▶ What is being asked
List each line of the data that holds the word "this".

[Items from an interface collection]

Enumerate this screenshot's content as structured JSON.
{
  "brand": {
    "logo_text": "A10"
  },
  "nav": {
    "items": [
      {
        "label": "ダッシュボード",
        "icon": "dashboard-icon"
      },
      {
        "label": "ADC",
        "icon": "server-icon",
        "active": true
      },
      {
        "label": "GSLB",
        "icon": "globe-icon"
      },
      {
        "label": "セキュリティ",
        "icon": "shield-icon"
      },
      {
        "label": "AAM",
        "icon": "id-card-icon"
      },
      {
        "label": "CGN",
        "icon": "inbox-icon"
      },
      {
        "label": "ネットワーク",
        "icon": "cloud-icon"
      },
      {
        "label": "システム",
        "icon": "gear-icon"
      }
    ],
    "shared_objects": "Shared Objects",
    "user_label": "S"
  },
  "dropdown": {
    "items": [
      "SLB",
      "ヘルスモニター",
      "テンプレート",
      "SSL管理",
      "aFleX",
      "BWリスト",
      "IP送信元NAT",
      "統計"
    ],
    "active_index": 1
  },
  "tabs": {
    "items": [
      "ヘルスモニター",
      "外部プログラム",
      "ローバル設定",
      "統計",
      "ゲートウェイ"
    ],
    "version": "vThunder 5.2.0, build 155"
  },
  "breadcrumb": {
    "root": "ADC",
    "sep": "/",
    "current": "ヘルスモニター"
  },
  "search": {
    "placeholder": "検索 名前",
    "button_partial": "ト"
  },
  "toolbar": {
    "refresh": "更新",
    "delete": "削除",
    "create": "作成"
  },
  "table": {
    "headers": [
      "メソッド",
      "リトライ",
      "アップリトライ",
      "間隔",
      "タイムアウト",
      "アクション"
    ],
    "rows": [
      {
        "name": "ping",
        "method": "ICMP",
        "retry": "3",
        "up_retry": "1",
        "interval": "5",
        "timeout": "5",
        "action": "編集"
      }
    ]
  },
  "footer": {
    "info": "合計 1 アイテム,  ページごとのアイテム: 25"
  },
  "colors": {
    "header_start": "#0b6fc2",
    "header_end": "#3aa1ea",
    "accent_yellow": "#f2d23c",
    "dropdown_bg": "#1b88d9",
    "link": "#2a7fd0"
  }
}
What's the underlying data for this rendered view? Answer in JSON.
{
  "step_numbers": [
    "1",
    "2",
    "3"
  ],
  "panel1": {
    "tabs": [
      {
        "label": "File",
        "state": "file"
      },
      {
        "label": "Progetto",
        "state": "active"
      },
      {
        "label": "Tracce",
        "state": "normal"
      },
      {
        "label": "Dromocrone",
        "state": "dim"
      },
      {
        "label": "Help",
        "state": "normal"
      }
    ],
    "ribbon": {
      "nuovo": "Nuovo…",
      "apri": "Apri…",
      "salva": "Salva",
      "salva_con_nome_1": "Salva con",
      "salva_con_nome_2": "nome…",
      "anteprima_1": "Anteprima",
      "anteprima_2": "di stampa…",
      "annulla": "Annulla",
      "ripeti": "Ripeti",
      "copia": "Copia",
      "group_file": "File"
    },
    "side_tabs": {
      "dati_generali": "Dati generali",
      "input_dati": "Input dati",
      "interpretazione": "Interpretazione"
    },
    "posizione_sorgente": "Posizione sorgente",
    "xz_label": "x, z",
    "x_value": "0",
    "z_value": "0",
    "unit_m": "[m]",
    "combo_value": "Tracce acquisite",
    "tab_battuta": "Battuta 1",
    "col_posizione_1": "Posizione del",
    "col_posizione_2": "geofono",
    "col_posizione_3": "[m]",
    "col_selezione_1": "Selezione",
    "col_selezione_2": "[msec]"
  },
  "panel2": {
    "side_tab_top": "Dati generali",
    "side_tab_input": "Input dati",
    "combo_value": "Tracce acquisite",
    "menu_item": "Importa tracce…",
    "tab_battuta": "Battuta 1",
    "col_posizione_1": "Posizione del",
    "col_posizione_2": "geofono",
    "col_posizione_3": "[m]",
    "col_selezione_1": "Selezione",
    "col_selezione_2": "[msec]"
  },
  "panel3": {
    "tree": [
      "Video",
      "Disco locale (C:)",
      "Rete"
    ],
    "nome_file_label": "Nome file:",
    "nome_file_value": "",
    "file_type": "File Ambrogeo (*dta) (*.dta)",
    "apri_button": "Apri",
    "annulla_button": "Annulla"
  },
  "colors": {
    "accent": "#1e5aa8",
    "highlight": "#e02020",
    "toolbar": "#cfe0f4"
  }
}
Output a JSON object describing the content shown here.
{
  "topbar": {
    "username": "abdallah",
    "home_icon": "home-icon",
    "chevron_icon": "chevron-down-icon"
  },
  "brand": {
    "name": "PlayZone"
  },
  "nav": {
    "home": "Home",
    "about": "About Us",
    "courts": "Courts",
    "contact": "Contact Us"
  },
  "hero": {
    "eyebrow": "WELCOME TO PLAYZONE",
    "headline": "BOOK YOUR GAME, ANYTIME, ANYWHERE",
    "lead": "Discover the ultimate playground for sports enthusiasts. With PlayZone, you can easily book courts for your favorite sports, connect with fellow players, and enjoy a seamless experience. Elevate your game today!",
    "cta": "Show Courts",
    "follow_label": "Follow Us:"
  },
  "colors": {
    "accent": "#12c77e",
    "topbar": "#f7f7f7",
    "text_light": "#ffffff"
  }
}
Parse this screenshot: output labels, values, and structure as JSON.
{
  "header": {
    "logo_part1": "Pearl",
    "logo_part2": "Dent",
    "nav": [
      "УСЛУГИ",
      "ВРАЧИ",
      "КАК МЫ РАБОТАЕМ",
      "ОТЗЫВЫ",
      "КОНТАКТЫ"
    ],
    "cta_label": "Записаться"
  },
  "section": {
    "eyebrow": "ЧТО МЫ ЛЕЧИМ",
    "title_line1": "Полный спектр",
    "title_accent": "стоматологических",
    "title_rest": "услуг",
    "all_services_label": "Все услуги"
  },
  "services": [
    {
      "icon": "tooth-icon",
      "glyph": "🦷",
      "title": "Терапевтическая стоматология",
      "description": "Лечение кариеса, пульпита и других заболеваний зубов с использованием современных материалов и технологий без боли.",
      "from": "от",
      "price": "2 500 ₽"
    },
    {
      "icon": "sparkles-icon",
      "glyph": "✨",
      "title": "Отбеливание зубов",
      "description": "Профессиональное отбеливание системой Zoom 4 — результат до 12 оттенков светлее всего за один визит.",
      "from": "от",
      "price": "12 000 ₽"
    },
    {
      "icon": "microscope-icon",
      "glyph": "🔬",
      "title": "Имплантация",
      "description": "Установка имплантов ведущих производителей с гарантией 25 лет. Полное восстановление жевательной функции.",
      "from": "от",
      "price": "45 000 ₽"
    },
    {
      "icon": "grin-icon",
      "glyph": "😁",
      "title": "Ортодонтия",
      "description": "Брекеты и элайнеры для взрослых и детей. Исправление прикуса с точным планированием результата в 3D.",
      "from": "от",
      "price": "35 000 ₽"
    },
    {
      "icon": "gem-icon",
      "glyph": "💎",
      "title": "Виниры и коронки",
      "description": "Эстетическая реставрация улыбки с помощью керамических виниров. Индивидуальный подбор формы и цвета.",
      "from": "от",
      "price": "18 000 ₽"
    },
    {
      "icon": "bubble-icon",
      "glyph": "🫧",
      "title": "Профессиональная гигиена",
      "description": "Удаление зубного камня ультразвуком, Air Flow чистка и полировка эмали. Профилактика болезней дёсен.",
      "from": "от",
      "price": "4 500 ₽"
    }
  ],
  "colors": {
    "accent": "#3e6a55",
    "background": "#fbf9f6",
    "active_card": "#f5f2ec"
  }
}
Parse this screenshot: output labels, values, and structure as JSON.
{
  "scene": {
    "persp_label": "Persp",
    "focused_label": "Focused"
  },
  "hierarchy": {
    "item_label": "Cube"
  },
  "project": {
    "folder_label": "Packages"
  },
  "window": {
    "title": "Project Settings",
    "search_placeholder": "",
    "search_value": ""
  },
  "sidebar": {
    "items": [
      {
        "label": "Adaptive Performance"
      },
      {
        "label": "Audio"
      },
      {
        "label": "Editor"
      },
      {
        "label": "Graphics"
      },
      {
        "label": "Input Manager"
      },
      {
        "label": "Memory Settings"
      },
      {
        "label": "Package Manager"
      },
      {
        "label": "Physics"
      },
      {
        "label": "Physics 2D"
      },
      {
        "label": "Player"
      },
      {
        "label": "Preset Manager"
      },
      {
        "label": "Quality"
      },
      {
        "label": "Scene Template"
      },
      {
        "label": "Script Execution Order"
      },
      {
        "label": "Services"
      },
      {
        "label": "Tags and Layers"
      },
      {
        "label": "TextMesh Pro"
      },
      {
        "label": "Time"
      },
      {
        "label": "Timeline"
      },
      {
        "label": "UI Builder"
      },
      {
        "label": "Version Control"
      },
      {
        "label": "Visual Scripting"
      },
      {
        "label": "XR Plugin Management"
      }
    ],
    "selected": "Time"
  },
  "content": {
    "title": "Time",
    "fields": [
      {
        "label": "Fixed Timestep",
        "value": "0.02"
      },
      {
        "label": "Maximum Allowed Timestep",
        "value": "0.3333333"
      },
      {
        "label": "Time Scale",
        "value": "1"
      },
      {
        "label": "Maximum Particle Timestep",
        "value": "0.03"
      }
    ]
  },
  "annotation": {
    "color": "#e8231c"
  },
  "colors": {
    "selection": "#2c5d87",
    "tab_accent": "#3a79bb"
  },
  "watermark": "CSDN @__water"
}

▶ Exercise output
Enumerate this screenshot's content as structured JSON.
What's the underlying data for this rendered view? Answer in JSON.
Parse this screenshot: output labels, values, and structure as JSON.
Parse this screenshot: output labels, values, and structure as JSON.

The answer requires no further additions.